When runners become out-of-breath they have to stop. That’s because their lungs cannot keep up with oxygen requirements the muscles are imposing.
Getting out of puff is not the only sign the muscles are short of oxygen. Intense exercise with insufficient oxygen also causes lactic acid to build up.
Lactic acid is what causes the muscle burn that ultimately forces you to stop when you are working your muscles too hard. [SOURCE]
Because it supports hemoglobin production, l-isoleucine assists the supply of oxygen to the muscles. In so doing, it also does its bit to help you work your muscles harder before fatigue sets in.
The Benefits in Real Terms

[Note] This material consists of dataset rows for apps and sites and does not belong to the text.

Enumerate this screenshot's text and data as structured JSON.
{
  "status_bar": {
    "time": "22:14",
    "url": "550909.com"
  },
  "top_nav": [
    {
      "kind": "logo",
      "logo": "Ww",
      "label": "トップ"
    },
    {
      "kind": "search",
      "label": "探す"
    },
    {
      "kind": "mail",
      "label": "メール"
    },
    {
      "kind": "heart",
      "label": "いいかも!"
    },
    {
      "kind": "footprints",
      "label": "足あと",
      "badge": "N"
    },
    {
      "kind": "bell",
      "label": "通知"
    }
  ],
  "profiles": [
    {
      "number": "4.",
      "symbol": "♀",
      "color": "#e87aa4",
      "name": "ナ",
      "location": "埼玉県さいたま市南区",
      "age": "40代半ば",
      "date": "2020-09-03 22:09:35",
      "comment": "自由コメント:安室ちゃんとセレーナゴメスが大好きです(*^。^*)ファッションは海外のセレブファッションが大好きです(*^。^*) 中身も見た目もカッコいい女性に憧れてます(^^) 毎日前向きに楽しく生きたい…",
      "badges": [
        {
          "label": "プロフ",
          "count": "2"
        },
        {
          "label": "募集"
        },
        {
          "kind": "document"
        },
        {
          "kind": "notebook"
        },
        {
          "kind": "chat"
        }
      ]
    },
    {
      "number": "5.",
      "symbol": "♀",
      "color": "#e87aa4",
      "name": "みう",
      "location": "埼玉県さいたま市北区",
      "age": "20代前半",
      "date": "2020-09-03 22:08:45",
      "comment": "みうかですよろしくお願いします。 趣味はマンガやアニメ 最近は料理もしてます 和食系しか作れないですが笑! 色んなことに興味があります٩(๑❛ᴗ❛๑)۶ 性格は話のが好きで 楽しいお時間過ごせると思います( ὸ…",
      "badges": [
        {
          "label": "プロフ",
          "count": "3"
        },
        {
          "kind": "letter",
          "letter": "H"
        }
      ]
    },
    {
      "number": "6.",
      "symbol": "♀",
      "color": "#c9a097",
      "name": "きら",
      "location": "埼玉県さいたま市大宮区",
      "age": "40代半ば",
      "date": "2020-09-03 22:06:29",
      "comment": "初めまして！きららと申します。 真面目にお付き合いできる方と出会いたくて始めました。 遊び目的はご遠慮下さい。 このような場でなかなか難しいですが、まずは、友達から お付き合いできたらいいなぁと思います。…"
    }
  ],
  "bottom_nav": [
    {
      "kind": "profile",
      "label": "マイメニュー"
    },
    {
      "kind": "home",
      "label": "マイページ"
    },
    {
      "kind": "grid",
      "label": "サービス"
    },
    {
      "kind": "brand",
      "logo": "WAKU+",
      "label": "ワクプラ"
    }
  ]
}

So, l-isoleucine builds muscle and helps ensure the muscles have plenty of glucose and oxygen. That’s great. But what does it mean in real terms?
Well, for one thing, it will help you to train with more intensity and do so for longer before fatigue sets in.
There’s a saying about people only getting out what they put in. By allowing you to put more into your chosen exercise/sporting activity l-isoleucine will help you get more in return.
In reality that’s likely to be things like faster track speeds (athletes) and improved muscle growth (bodybuilders).
Because it promotes improved protein synthesis, this important BCAA will also help you to heal faster. That will mean faster recovery and less muscle soreness.
Due to the fact that it assists hemoglobin production, supplements that provide l-isoleucine can also support cognitive function. The muscles are not the only things that require oxygen. Lots of other organs do too, including the brain. [SOURCE]
Additionally, by assisting the oxygen supply to the brain, l-isoleucine also supports improved mental focus and clarity. Lots of people are held back in their physical pursuits by a lack of focus, so this is also an important consideration.
Foods that Provide L-Isoleucine
The best natural sources are generally high-protein food such as milk, fish, and dairy products. However, there are some surprisingly good plant-based options suitable for vegetarians an and vegans.
Some good food choices include:
- Sirloin steak
- Chicken breast
- Turkey steak
- Lamb chops
- Sunflower seeds
L-isoleucine is a versatile amino acid that’s needed for muscle repair and growth. Together with l-leucine and valine, it accounts for around of third of all human muscle mass.
It’s also good for boosting energy and endurance, so it has a lot to offer athletes of all types.
It provides post-workout, mid-workout, and post-workout benefits by boosting performance and promoting fast healing. So it’s not surprising l-isoleucine is such a common supplement ingredient.
However, the best way to take advantage of l-isoleucine may be to take it as part of a BCAA supplement or one that provides a full amino acid profile. Especially if you are focusing on gains in muscle and strength.
Using it in this way will help ensure the muscles have everything they need. L-isoleucine is undoubtedly an important muscle-building ingredient but it’s only one of 20 that are needed for the full recipe.